INPUT DATA section start

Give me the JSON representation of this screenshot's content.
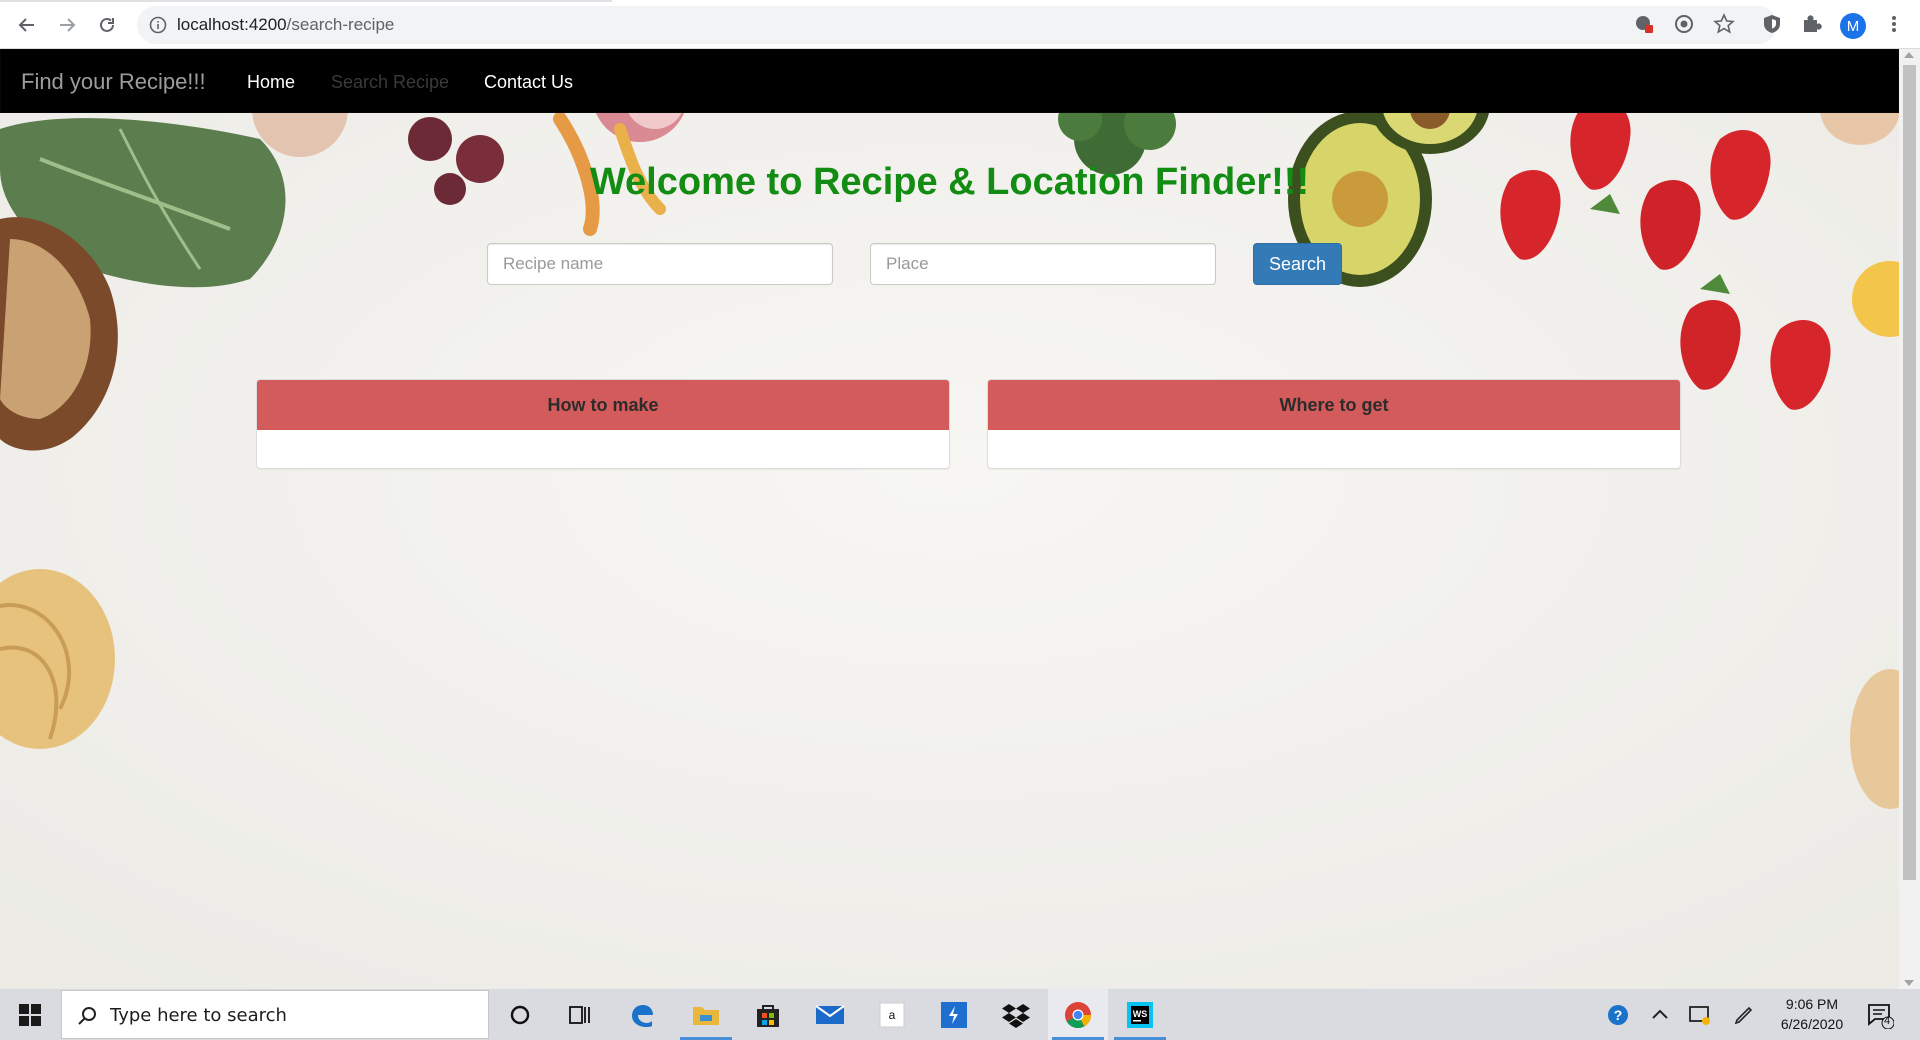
{
  "browser": {
    "url_host": "localhost:4200",
    "url_path": "/search-recipe",
    "profile_initial": "M"
  },
  "navbar": {
    "brand": "Find your Recipe!!!",
    "links": [
      {
        "label": "Home"
      },
      {
        "label": "Search Recipe"
      },
      {
        "label": "Contact Us"
      }
    ]
  },
  "main": {
    "heading": "Welcome to Recipe & Location Finder!!!",
    "recipe_placeholder": "Recipe name",
    "place_placeholder": "Place",
    "search_label": "Search",
    "panels": [
      {
        "title": "How to make"
      },
      {
        "title": "Where to get"
      }
    ]
  },
  "taskbar": {
    "search_placeholder": "Type here to search",
    "time": "9:06 PM",
    "date": "6/26/2020",
    "notification_count": "4"
  },
  "colors": {
    "heading": "#128c12",
    "panel_header": "#d45b5b",
    "button": "#337ab7",
    "navbar": "#000000"
  }
}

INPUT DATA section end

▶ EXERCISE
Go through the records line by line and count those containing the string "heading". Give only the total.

▶ WRITTEN SOLUTION
2